Computer Gamer

Graham Gooch's Test Cricket
By Audiogenic
Commodore 64

Published in Computer Gamer #5

Graham Gooch's Test Cricket

Distributed by Audiogenic but actually written by Supersoft, Gooch's Cricket attempts to simulate the current test series between England and Australia.

The game can be playe in three ways, one or two player simulation mode and one player arcade mode. I started my series with a simulation march against the computer.

As in the other modes your first task is to choose your team from a possible twenty players. Rule number one is to select Graham Gooch. The others aren't so important, except perhaps Underwood who seems to average five wickets per innings.

I won the toss and so put the Aussies in and managed to bowl them out for 243. Then Graham Gooch strode out to bat. After two hours, England were a measley 400 for 2 with Gooch 250 not out. I then decided to leave them to it and got some sleep to return later only to find that not only had the innings closed at 601, Australia were all out again leaving me only 27 to get to win.

In theory I should have used the joystick to determine such things as batting tactics and bowling styles but I soon felt that it wasn't having much effect (sixes were being scored by batsmen playing defensively).

Adding a second player had little effect to change what turned out to be an accurate simulation of cricket. Perhaps not the way Audiogenic intend as it turned into the game that you could play while watching TV or going to be pub only returning occasionally to see how the match was progressing.

The arcade mode is the complete opposite as you have absolute control over the result. By selecting the computer skill level, you can finish your innings in two overs or guarantee centuries for batsmen who can hit fours off the bat, pads, legs, knees or armpits.

Although first impressive, the games graphics quickly become tiresome. For after a few hours at the crease you find out that the players only have a set number of strokes and the fielders run in set patterns.

Unfortunately this game will disappoint the cricket novice and expert alike. In fact, the program's sole highlight is its loading system.

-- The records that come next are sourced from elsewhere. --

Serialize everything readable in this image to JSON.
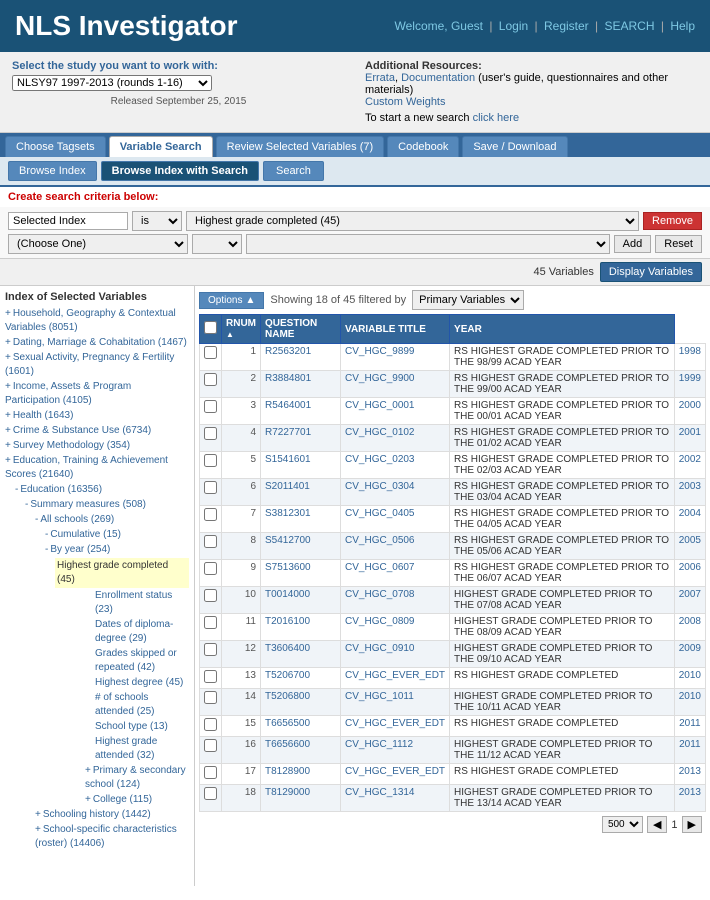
{
  "header": {
    "title": "NLS Investigator",
    "welcome": "Welcome, Guest",
    "links": [
      "Login",
      "Register",
      "SEARCH",
      "Help"
    ]
  },
  "study": {
    "label": "Select the study you want to work with:",
    "selected": "NLSY97 1997-2013 (rounds 1-16)",
    "released": "Released September 25, 2015"
  },
  "additional": {
    "title": "Additional Resources:",
    "links": [
      "Errata",
      "Documentation",
      "Custom Weights"
    ],
    "description": "(user's guide, questionnaires and other materials)",
    "new_search_text": "To start a new search click here"
  },
  "nav_tabs": [
    "Choose Tagsets",
    "Variable Search",
    "Review Selected Variables (7)",
    "Codebook",
    "Save / Download"
  ],
  "active_nav_tab": "Variable Search",
  "sub_tabs": [
    "Browse Index",
    "Browse Index with Search",
    "Search"
  ],
  "active_sub_tab": "Browse Index with Search",
  "create_search_label": "Create search criteria below:",
  "filter": {
    "field_label": "Selected Index",
    "operator": "is",
    "value": "Highest grade completed (45)",
    "remove_label": "Remove",
    "add_label": "Add",
    "reset_label": "Reset",
    "choose_one": "(Choose One)"
  },
  "vars": {
    "count_text": "45 Variables",
    "display_btn": "Display Variables"
  },
  "index": {
    "title": "Index of Selected Variables",
    "items": [
      {
        "label": "Household, Geography & Contextual Variables (8051)",
        "indent": 0,
        "type": "plus"
      },
      {
        "label": "Dating, Marriage & Cohabitation (1467)",
        "indent": 0,
        "type": "plus"
      },
      {
        "label": "Sexual Activity, Pregnancy & Fertility (1601)",
        "indent": 0,
        "type": "plus"
      },
      {
        "label": "Income, Assets & Program Participation (4105)",
        "indent": 0,
        "type": "plus"
      },
      {
        "label": "Health (1643)",
        "indent": 0,
        "type": "plus"
      },
      {
        "label": "Crime & Substance Use (6734)",
        "indent": 0,
        "type": "plus"
      },
      {
        "label": "Survey Methodology (354)",
        "indent": 0,
        "type": "plus"
      },
      {
        "label": "Education, Training & Achievement Scores (21640)",
        "indent": 0,
        "type": "plus"
      },
      {
        "label": "Education (16356)",
        "indent": 1,
        "type": "minus"
      },
      {
        "label": "Summary measures (508)",
        "indent": 2,
        "type": "minus"
      },
      {
        "label": "All schools (269)",
        "indent": 3,
        "type": "minus"
      },
      {
        "label": "Cumulative (15)",
        "indent": 4,
        "type": "minus"
      },
      {
        "label": "By year (254)",
        "indent": 4,
        "type": "minus"
      },
      {
        "label": "Highest grade completed (45)",
        "indent": 5,
        "type": "highlight"
      },
      {
        "label": "Enrollment status (23)",
        "indent": 5,
        "type": "link"
      },
      {
        "label": "Dates of diploma-degree (29)",
        "indent": 5,
        "type": "link"
      },
      {
        "label": "Grades skipped or repeated (42)",
        "indent": 5,
        "type": "link"
      },
      {
        "label": "Highest degree (45)",
        "indent": 5,
        "type": "link"
      },
      {
        "label": "# of schools attended (25)",
        "indent": 5,
        "type": "link"
      },
      {
        "label": "School type (13)",
        "indent": 5,
        "type": "link"
      },
      {
        "label": "Highest grade attended (32)",
        "indent": 5,
        "type": "link"
      },
      {
        "label": "Primary & secondary school (124)",
        "indent": 4,
        "type": "plus"
      },
      {
        "label": "College (115)",
        "indent": 4,
        "type": "plus"
      },
      {
        "label": "Schooling history (1442)",
        "indent": 3,
        "type": "plus"
      },
      {
        "label": "School-specific characteristics (roster) (14406)",
        "indent": 3,
        "type": "plus"
      }
    ]
  },
  "showing": {
    "text": "Showing 18 of 45 filtered by",
    "filter_type": "Primary Variables",
    "options_btn": "Options"
  },
  "table": {
    "columns": [
      "",
      "RNUM",
      "QUESTION NAME",
      "VARIABLE TITLE",
      "YEAR"
    ],
    "rows": [
      {
        "num": 1,
        "rnum": "R2563201",
        "qname": "CV_HGC_9899",
        "title": "RS HIGHEST GRADE COMPLETED PRIOR TO THE 98/99 ACAD YEAR",
        "year": 1998
      },
      {
        "num": 2,
        "rnum": "R3884801",
        "qname": "CV_HGC_9900",
        "title": "RS HIGHEST GRADE COMPLETED PRIOR TO THE 99/00 ACAD YEAR",
        "year": 1999
      },
      {
        "num": 3,
        "rnum": "R5464001",
        "qname": "CV_HGC_0001",
        "title": "RS HIGHEST GRADE COMPLETED PRIOR TO THE 00/01 ACAD YEAR",
        "year": 2000
      },
      {
        "num": 4,
        "rnum": "R7227701",
        "qname": "CV_HGC_0102",
        "title": "RS HIGHEST GRADE COMPLETED PRIOR TO THE 01/02 ACAD YEAR",
        "year": 2001
      },
      {
        "num": 5,
        "rnum": "S1541601",
        "qname": "CV_HGC_0203",
        "title": "RS HIGHEST GRADE COMPLETED PRIOR TO THE 02/03 ACAD YEAR",
        "year": 2002
      },
      {
        "num": 6,
        "rnum": "S2011401",
        "qname": "CV_HGC_0304",
        "title": "RS HIGHEST GRADE COMPLETED PRIOR TO THE 03/04 ACAD YEAR",
        "year": 2003
      },
      {
        "num": 7,
        "rnum": "S3812301",
        "qname": "CV_HGC_0405",
        "title": "RS HIGHEST GRADE COMPLETED PRIOR TO THE 04/05 ACAD YEAR",
        "year": 2004
      },
      {
        "num": 8,
        "rnum": "S5412700",
        "qname": "CV_HGC_0506",
        "title": "RS HIGHEST GRADE COMPLETED PRIOR TO THE 05/06 ACAD YEAR",
        "year": 2005
      },
      {
        "num": 9,
        "rnum": "S7513600",
        "qname": "CV_HGC_0607",
        "title": "RS HIGHEST GRADE COMPLETED PRIOR TO THE 06/07 ACAD YEAR",
        "year": 2006
      },
      {
        "num": 10,
        "rnum": "T0014000",
        "qname": "CV_HGC_0708",
        "title": "HIGHEST GRADE COMPLETED PRIOR TO THE 07/08 ACAD YEAR",
        "year": 2007
      },
      {
        "num": 11,
        "rnum": "T2016100",
        "qname": "CV_HGC_0809",
        "title": "HIGHEST GRADE COMPLETED PRIOR TO THE 08/09 ACAD YEAR",
        "year": 2008
      },
      {
        "num": 12,
        "rnum": "T3606400",
        "qname": "CV_HGC_0910",
        "title": "HIGHEST GRADE COMPLETED PRIOR TO THE 09/10 ACAD YEAR",
        "year": 2009
      },
      {
        "num": 13,
        "rnum": "T5206700",
        "qname": "CV_HGC_EVER_EDT",
        "title": "RS HIGHEST GRADE COMPLETED",
        "year": 2010
      },
      {
        "num": 14,
        "rnum": "T5206800",
        "qname": "CV_HGC_1011",
        "title": "HIGHEST GRADE COMPLETED PRIOR TO THE 10/11 ACAD YEAR",
        "year": 2010
      },
      {
        "num": 15,
        "rnum": "T6656500",
        "qname": "CV_HGC_EVER_EDT",
        "title": "RS HIGHEST GRADE COMPLETED",
        "year": 2011
      },
      {
        "num": 16,
        "rnum": "T6656600",
        "qname": "CV_HGC_1112",
        "title": "HIGHEST GRADE COMPLETED PRIOR TO THE 11/12 ACAD YEAR",
        "year": 2011
      },
      {
        "num": 17,
        "rnum": "T8128900",
        "qname": "CV_HGC_EVER_EDT",
        "title": "RS HIGHEST GRADE COMPLETED",
        "year": 2013
      },
      {
        "num": 18,
        "rnum": "T8129000",
        "qname": "CV_HGC_1314",
        "title": "HIGHEST GRADE COMPLETED PRIOR TO THE 13/14 ACAD YEAR",
        "year": 2013
      }
    ]
  },
  "pagination": {
    "page_size": "500",
    "current_page": "1"
  }
}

For if it detects an error it will ask you to rewind the tape so that it can retry the faulty blocks. It's a shame that the game isn't really worth the effort.